● **Dataset records**
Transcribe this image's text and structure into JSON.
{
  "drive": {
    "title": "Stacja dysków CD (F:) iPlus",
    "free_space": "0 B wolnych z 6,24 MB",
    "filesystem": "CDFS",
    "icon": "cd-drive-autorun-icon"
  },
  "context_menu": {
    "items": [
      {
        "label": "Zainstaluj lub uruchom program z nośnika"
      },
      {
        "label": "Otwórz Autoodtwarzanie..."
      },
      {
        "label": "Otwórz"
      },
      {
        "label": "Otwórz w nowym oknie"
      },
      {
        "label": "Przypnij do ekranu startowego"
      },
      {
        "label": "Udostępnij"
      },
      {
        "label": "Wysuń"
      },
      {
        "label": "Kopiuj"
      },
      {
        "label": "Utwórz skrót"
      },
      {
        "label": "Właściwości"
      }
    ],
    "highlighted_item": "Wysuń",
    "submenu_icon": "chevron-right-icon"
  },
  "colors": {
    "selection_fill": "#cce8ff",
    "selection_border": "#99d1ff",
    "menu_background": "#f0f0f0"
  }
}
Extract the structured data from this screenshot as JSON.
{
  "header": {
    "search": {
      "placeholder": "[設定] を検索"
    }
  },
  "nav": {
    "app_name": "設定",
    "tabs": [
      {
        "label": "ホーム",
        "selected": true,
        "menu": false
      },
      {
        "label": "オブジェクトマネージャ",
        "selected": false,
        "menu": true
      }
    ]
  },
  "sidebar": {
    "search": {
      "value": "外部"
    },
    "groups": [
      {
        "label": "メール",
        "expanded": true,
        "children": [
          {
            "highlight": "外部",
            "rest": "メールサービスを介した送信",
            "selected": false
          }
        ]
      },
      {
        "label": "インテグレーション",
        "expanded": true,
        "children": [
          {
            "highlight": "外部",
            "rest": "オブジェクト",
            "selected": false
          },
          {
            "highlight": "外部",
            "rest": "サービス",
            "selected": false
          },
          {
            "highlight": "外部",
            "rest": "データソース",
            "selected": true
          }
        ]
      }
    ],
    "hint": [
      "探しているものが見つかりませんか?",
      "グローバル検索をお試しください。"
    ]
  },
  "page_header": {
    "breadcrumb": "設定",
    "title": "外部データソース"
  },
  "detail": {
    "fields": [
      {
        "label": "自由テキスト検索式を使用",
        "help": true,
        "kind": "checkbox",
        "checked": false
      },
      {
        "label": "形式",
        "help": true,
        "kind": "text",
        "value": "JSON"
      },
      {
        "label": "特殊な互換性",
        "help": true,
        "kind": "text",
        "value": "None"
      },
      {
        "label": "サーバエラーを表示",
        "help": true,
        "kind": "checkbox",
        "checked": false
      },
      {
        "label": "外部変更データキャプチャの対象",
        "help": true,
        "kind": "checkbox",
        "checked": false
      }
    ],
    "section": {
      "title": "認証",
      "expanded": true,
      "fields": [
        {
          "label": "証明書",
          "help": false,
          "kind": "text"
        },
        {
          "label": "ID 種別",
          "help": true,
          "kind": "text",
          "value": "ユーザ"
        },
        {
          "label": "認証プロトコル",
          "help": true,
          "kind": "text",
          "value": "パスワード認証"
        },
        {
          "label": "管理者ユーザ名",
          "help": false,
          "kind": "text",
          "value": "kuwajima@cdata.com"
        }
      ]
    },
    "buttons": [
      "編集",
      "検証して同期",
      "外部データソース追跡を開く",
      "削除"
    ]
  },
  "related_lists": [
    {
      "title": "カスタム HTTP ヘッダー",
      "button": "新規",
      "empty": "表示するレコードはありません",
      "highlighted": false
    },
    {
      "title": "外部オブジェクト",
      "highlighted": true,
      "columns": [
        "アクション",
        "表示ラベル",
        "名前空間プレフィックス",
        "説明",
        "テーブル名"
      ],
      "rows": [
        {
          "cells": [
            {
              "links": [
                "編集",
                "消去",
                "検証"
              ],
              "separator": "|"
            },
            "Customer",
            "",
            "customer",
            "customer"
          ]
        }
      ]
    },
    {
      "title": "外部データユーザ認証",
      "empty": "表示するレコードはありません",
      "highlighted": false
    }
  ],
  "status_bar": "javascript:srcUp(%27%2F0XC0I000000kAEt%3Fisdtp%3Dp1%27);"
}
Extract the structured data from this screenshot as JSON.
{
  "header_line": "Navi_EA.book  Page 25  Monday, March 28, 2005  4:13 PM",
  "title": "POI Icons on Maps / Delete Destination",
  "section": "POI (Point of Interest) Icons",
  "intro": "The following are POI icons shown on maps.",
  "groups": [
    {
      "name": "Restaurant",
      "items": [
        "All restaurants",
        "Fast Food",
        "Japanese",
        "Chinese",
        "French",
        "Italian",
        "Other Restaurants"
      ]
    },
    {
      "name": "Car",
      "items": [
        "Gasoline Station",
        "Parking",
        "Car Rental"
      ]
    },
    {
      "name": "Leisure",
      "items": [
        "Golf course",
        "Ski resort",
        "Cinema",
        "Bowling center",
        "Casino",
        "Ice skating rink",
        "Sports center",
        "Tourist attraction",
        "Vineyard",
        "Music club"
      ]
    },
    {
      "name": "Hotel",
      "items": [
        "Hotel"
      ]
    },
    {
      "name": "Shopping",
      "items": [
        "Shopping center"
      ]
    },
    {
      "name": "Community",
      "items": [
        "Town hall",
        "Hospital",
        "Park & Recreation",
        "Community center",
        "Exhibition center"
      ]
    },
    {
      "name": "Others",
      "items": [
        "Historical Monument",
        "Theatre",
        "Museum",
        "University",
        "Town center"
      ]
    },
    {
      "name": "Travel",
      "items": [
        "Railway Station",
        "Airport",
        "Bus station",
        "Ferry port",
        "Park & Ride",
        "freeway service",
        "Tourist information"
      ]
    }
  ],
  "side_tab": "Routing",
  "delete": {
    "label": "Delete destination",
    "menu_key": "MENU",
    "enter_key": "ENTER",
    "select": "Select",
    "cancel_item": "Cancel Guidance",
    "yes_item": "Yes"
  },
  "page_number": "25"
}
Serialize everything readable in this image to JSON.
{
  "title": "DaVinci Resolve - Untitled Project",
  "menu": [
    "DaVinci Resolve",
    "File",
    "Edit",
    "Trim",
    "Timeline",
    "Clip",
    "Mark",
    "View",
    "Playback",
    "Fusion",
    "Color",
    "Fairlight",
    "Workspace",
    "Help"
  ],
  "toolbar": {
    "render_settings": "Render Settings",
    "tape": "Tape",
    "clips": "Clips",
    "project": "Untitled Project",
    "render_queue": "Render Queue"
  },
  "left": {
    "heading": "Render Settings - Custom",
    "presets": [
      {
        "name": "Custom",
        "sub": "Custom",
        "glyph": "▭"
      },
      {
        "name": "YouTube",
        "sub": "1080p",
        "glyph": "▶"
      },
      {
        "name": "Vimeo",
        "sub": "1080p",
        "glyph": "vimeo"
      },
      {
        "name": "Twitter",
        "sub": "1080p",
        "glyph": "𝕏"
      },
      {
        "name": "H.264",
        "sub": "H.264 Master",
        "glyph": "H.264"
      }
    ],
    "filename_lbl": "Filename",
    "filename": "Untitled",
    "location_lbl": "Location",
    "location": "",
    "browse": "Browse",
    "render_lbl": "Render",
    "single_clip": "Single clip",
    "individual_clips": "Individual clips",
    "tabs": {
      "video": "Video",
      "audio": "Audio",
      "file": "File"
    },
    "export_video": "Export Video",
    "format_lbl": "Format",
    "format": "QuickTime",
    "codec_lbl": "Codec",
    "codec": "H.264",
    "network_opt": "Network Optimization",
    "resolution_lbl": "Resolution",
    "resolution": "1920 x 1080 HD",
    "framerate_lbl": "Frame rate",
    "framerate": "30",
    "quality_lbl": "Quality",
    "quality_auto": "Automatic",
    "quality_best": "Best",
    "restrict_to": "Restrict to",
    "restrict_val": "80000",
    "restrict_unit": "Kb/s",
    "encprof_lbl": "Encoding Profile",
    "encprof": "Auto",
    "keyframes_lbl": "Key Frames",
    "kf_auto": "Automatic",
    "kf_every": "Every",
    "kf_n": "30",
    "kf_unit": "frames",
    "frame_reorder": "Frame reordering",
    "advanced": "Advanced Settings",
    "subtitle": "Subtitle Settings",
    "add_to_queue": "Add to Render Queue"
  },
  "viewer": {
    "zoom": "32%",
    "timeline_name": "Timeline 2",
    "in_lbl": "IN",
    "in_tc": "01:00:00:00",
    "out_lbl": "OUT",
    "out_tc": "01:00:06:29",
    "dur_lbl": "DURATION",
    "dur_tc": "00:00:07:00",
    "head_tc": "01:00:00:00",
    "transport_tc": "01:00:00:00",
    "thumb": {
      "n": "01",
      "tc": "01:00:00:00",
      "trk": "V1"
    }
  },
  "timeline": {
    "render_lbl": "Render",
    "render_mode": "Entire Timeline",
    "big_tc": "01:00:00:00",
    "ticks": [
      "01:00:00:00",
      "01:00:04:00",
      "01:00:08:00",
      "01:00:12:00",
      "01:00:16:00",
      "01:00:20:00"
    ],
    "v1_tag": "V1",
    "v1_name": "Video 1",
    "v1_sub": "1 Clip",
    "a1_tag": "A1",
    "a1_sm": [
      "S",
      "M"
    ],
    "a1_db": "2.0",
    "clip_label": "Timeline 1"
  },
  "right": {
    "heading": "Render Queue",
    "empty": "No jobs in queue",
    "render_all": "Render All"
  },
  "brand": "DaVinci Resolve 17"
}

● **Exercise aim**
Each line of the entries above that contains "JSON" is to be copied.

● **Reply to the task**
Transcribe this image's text and structure into JSON.
Extract the structured data from this screenshot as JSON.
        "value": "JSON"
Extract the structured data from this screenshot as JSON.
Serialize everything readable in this image to JSON.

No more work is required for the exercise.